**PROBLEM TO WORK ON**.
Copy each line below in which the string "Configurações" appears.

**MATERIAL FOR THE TASK**.
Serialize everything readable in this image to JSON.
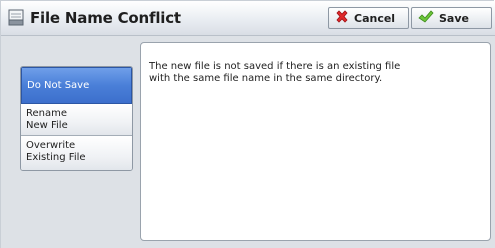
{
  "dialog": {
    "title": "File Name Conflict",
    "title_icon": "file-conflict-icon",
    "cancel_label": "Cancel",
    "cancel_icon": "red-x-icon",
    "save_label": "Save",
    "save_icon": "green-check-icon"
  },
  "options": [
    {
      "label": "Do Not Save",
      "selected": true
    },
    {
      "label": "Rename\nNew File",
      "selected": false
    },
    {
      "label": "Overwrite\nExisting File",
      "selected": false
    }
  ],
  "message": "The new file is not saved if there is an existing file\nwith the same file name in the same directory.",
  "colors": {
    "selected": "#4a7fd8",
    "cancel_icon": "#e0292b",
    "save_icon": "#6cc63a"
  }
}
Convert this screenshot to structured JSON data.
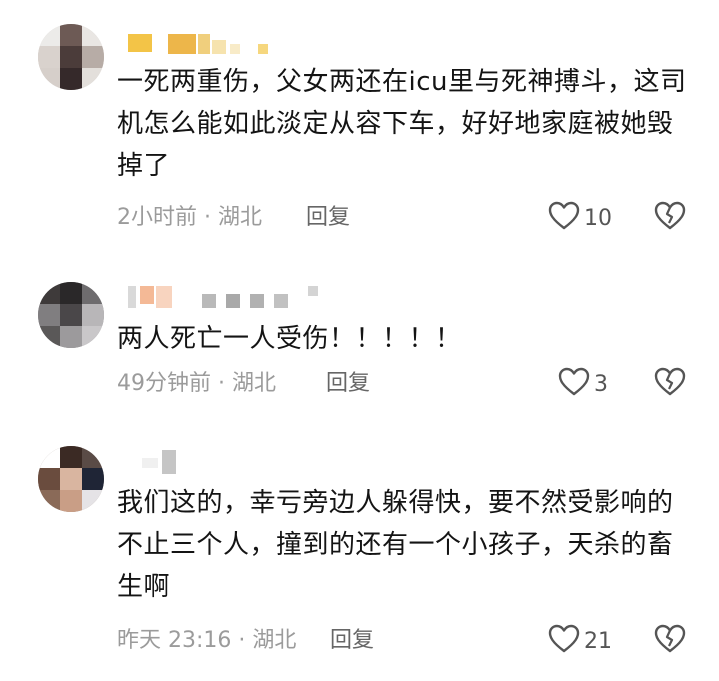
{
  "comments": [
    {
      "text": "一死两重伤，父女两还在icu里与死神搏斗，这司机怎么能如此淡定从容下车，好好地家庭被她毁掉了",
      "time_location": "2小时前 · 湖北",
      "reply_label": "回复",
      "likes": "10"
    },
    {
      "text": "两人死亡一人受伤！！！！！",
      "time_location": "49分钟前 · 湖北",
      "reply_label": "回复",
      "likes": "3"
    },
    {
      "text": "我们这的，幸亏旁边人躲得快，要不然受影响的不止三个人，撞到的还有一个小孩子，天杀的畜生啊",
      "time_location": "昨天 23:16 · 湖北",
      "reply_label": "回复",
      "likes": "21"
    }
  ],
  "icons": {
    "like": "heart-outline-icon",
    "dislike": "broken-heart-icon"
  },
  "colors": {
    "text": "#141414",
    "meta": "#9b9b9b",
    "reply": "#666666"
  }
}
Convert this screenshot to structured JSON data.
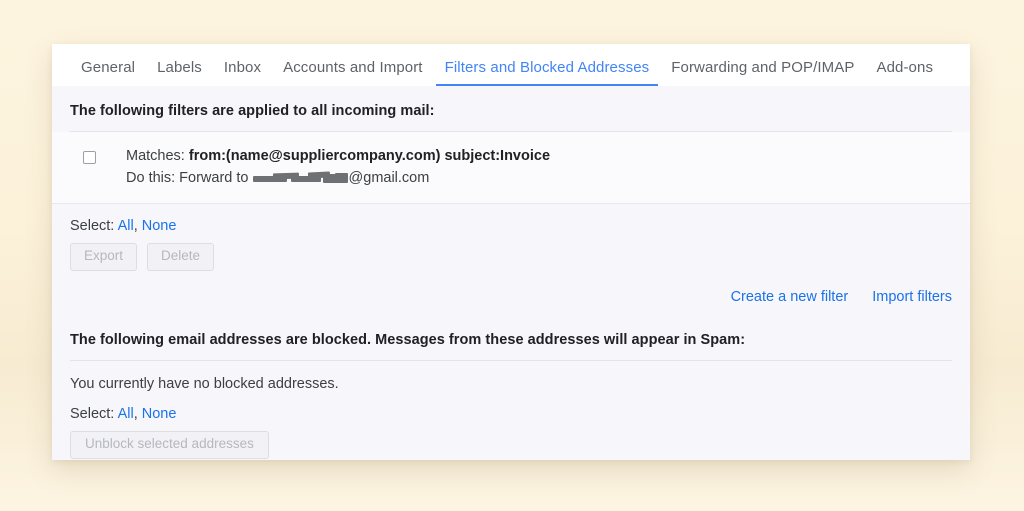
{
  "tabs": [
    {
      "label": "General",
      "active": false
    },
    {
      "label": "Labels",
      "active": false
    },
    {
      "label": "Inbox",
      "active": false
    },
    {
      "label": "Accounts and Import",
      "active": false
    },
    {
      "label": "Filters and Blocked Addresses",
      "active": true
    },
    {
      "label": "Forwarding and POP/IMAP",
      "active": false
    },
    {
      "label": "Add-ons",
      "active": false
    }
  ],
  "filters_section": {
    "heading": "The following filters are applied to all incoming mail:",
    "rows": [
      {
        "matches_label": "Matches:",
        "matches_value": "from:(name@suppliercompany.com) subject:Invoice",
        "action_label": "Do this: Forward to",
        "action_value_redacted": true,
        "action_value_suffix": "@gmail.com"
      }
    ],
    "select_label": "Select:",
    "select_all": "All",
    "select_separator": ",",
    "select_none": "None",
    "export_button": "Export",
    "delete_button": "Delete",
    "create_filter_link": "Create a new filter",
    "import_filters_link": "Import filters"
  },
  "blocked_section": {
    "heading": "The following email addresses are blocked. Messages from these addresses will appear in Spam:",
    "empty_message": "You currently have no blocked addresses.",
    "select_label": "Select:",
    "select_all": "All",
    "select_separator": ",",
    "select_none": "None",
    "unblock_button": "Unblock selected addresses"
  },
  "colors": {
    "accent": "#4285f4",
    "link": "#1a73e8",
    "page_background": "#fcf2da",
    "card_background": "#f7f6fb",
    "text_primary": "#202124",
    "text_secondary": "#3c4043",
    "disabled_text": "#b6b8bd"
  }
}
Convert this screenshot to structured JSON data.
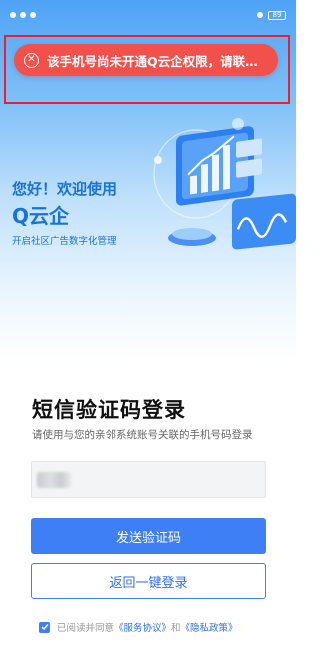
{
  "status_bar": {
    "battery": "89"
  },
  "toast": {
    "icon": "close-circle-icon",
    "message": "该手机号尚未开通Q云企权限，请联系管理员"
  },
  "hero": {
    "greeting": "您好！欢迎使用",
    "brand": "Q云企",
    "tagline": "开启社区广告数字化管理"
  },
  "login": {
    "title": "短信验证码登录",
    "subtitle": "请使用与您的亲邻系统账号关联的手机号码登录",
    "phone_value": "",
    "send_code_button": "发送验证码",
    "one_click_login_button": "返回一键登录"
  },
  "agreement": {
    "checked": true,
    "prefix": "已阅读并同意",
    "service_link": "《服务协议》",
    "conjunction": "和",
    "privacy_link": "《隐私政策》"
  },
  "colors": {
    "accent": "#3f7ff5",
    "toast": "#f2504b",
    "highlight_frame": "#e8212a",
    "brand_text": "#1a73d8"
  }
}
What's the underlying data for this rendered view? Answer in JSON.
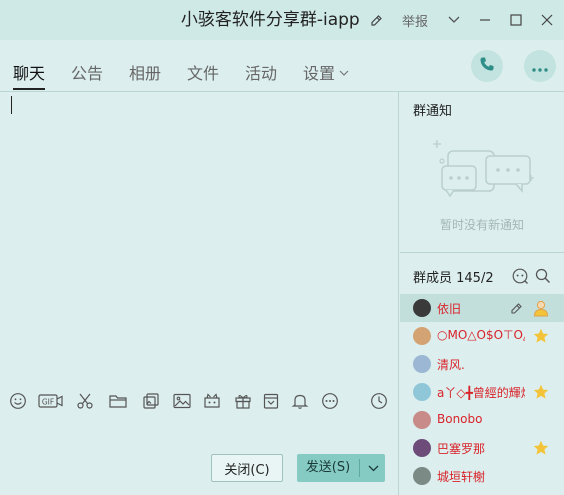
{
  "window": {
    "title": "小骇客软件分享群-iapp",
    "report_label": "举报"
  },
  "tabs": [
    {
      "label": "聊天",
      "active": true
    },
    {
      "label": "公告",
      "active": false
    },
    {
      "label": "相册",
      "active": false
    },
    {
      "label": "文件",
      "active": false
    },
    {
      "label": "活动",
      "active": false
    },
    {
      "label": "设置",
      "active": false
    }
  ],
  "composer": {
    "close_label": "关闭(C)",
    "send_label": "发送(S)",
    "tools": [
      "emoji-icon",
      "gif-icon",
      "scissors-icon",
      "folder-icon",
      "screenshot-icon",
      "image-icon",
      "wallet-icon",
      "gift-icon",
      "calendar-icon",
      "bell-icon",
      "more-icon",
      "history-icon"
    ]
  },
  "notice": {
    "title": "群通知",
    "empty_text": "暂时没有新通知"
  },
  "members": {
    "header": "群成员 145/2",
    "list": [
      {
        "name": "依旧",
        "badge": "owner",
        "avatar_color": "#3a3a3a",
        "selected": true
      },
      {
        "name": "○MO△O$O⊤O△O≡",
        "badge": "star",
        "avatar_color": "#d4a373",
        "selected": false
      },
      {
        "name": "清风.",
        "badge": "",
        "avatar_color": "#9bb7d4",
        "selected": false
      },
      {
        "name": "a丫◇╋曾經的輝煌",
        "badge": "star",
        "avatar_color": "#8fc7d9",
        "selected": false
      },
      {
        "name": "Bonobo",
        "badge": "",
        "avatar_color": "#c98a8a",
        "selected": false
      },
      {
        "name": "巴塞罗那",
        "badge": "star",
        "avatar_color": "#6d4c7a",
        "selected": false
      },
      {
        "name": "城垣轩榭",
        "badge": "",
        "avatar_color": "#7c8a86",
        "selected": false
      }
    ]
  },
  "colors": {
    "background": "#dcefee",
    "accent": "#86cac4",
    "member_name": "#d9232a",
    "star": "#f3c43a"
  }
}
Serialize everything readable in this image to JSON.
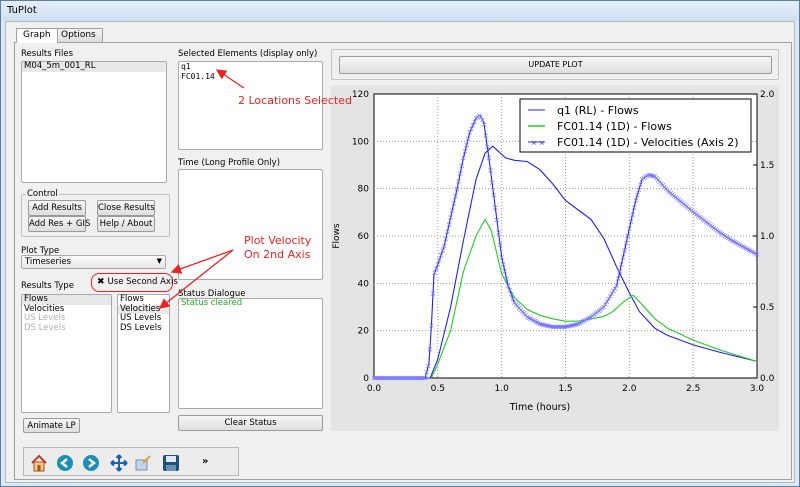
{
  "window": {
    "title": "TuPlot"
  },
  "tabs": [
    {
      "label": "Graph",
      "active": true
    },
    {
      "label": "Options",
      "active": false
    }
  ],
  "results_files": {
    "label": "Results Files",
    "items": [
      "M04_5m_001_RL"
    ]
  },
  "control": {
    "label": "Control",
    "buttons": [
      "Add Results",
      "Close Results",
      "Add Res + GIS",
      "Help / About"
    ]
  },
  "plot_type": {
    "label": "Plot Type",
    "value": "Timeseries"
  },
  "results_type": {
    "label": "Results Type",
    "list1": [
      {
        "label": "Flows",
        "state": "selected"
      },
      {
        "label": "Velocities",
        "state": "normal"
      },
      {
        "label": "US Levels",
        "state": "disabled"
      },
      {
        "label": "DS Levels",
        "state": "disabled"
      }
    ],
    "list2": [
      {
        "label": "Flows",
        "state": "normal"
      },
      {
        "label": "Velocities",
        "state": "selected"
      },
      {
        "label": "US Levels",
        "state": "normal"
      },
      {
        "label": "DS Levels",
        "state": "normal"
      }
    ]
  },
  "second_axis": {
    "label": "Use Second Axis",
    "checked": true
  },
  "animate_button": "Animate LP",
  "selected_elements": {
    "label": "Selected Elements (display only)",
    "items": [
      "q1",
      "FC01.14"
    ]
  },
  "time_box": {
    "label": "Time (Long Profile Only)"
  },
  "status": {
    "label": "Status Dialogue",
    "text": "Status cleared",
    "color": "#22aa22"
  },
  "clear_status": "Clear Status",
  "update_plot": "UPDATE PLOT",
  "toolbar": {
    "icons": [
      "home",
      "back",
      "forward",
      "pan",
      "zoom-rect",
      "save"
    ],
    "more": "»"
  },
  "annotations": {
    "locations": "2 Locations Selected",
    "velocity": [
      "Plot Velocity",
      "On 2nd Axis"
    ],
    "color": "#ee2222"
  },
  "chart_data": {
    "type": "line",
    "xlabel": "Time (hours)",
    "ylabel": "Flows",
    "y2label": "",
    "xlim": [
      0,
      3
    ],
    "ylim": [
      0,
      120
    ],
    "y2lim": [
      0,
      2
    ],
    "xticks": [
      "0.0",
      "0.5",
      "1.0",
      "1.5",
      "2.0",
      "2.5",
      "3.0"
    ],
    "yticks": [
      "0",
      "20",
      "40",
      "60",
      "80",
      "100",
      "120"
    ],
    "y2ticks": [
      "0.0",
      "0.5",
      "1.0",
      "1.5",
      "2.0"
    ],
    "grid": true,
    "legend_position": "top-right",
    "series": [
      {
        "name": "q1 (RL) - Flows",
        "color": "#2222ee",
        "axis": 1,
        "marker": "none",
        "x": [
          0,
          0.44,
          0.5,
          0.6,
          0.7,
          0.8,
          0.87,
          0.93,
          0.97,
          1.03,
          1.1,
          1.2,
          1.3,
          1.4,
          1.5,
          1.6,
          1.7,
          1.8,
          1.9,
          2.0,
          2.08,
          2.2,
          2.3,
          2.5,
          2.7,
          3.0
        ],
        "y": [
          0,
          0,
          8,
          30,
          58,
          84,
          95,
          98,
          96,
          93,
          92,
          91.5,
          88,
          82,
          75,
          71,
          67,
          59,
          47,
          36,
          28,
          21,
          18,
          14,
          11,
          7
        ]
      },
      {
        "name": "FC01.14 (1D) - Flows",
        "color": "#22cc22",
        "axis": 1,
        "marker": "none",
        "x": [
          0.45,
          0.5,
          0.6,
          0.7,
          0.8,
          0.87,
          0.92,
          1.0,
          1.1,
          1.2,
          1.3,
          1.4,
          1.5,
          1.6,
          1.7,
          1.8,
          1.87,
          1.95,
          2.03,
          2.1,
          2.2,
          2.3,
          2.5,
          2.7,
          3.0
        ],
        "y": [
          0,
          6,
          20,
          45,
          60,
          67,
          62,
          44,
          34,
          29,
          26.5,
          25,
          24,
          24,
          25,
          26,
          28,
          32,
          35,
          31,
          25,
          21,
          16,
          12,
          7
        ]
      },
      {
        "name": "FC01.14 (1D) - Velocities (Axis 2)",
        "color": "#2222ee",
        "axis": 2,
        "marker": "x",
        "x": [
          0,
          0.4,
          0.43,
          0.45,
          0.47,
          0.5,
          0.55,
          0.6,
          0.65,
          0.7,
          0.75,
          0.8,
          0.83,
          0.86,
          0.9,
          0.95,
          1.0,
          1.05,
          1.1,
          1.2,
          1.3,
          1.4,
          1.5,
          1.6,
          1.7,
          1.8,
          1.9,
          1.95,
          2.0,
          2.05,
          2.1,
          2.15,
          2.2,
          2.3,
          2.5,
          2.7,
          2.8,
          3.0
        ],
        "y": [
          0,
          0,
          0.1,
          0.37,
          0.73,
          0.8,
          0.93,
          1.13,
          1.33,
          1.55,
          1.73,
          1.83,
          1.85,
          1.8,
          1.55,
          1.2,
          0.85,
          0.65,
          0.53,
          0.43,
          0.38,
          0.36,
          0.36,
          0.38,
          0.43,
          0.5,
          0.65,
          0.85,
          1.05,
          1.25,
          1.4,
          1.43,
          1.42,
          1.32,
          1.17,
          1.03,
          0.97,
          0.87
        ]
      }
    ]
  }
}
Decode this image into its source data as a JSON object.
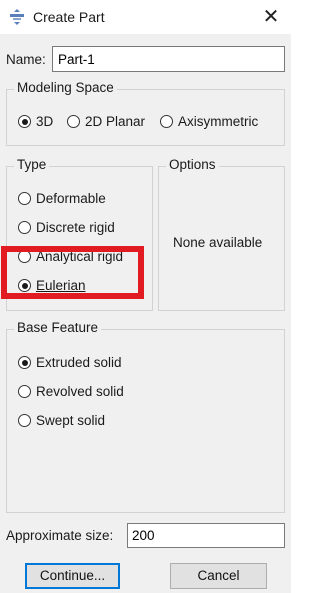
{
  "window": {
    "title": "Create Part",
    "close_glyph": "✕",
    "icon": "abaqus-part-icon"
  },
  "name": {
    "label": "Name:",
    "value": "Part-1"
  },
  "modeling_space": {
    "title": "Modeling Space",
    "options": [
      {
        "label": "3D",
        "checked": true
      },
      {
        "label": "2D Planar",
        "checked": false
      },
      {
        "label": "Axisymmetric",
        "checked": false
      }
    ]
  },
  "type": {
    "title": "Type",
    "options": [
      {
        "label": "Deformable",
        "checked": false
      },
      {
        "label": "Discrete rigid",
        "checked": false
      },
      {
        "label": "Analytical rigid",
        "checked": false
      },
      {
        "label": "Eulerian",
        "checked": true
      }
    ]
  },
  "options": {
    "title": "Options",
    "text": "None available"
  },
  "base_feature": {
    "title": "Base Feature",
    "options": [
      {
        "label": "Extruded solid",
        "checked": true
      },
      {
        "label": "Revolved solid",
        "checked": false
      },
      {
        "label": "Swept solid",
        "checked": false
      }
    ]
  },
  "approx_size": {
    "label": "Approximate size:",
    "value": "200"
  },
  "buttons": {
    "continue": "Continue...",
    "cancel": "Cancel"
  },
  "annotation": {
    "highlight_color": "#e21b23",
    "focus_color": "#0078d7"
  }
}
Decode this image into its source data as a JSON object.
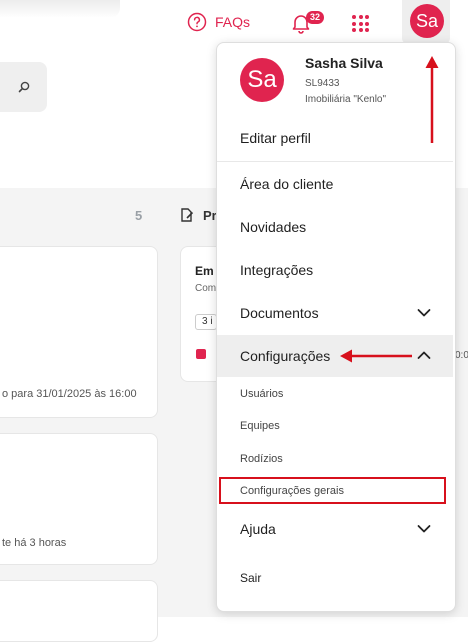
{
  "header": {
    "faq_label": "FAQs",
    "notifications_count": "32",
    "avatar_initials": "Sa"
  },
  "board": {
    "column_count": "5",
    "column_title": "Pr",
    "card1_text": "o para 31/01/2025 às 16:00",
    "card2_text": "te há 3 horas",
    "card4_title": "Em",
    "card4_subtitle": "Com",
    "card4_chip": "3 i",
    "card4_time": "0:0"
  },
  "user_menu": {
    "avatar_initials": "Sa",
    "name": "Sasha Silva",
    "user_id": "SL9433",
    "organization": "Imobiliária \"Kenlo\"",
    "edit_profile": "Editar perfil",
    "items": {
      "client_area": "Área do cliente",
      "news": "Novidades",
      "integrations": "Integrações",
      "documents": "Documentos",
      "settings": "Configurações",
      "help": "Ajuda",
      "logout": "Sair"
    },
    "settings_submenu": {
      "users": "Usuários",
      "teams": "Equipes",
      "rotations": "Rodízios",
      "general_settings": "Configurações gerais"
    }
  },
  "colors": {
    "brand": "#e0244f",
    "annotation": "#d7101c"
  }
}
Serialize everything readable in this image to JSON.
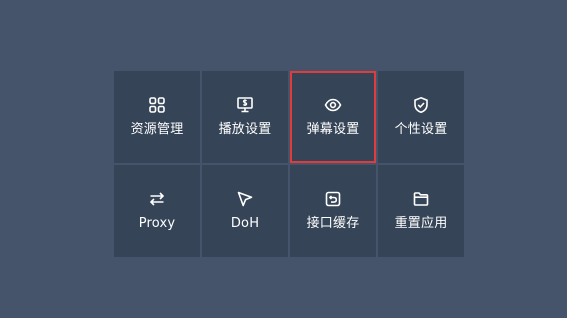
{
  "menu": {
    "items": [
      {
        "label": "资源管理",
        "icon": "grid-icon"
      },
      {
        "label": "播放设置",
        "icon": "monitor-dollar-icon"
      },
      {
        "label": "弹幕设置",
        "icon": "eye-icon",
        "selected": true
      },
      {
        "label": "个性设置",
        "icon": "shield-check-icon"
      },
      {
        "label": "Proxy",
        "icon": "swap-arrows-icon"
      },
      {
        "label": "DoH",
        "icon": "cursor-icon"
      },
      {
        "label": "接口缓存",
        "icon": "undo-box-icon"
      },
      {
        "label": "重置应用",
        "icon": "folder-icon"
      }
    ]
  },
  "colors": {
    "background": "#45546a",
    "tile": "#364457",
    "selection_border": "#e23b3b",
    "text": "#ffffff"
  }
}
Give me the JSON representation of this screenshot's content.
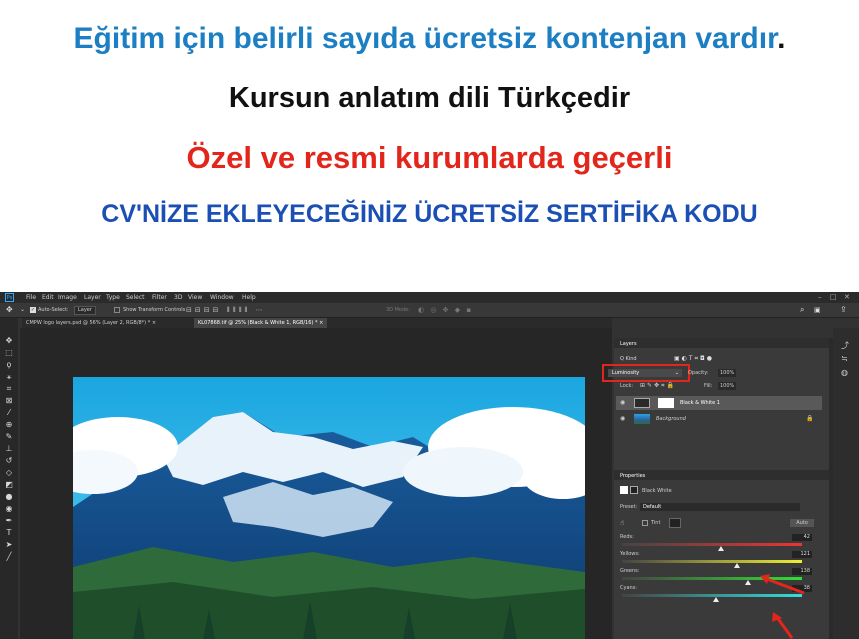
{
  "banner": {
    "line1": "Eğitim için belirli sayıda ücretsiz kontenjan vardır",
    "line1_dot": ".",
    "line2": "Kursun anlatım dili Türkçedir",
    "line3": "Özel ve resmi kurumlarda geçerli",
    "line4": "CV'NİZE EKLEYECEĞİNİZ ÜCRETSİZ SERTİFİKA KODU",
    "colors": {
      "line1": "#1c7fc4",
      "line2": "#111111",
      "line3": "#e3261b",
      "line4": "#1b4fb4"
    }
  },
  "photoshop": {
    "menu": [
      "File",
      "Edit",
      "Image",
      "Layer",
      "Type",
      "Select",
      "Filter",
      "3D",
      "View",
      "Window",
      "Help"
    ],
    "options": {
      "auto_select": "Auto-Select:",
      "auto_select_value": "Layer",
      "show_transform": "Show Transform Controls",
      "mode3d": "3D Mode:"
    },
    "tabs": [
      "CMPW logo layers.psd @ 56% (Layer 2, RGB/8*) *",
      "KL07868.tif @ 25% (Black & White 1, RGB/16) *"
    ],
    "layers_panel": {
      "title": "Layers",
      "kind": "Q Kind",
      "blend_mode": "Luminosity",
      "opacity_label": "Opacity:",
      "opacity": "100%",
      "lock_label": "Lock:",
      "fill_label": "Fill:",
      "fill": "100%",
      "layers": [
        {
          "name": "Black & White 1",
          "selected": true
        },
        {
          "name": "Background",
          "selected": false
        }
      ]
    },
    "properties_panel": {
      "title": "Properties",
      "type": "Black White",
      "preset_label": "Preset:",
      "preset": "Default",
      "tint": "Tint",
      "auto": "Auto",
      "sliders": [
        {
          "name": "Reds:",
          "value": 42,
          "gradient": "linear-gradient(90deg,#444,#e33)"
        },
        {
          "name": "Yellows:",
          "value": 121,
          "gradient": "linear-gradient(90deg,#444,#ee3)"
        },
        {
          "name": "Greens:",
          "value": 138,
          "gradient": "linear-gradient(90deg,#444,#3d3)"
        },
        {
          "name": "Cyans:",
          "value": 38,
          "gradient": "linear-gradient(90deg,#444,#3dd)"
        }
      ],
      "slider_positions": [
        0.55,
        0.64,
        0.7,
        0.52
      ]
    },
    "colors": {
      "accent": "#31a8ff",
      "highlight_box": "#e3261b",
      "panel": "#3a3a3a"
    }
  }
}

**EXERCISE OUTPUT**.
      "settings": "Configurações",
      "general_settings": "Configurações gerais"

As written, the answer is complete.